» What the task asks:
Word for word, restate each entry that appears below.

» Entries from a dataset of interfaces:

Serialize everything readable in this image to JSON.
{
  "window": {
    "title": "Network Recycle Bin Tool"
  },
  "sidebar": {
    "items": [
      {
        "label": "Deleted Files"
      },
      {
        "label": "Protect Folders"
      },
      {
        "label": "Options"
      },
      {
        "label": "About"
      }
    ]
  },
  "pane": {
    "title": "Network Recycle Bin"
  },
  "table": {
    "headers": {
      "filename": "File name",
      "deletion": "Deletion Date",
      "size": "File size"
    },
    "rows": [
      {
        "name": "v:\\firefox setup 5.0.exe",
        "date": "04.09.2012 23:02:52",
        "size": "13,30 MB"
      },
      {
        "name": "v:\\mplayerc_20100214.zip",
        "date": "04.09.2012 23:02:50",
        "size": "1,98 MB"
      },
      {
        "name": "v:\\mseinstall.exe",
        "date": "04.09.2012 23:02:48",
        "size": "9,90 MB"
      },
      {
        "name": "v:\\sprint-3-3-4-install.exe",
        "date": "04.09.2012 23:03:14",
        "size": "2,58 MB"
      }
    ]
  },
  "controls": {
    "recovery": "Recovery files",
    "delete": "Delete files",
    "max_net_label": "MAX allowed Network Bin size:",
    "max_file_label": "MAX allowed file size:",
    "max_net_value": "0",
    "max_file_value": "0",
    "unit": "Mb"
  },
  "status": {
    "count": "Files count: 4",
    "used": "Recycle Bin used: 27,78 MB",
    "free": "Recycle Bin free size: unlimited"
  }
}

» Task answer:
Serialize everything readable in this image to JSON.
{
  "window": {
    "title": "Network Recycle Bin Tool"
  },
  "sidebar": {
    "items": [
      {
        "label": "Deleted Files"
      },
      {
        "label": "Protect Folders"
      },
      {
        "label": "Options"
      },
      {
        "label": "About"
      }
    ]
  },
  "pane": {
    "title": "Network Recycle Bin"
  },
  "table": {
    "headers": {
      "filename": "File name",
      "deletion": "Deletion Date",
      "size": "File size"
    },
    "rows": [
      {
        "name": "v:\\firefox setup 5.0.exe",
        "date": "04.09.2012 23:02:52",
        "size": "13,30 MB"
      },
      {
        "name": "v:\\mplayerc_20100214.zip",
        "date": "04.09.2012 23:02:50",
        "size": "1,98 MB"
      },
      {
        "name": "v:\\mseinstall.exe",
        "date": "04.09.2012 23:02:48",
        "size": "9,90 MB"
      },
      {
        "name": "v:\\sprint-3-3-4-install.exe",
        "date": "04.09.2012 23:03:14",
        "size": "2,58 MB"
      }
    ]
  },
  "controls": {
    "recovery": "Recovery files",
    "delete": "Delete files",
    "max_net_label": "MAX allowed Network Bin size:",
    "max_file_label": "MAX allowed file size:",
    "max_net_value": "0",
    "max_file_value": "0",
    "unit": "Mb"
  },
  "status": {
    "count": "Files count: 4",
    "used": "Recycle Bin used: 27,78 MB",
    "free": "Recycle Bin free size: unlimited"
  }
}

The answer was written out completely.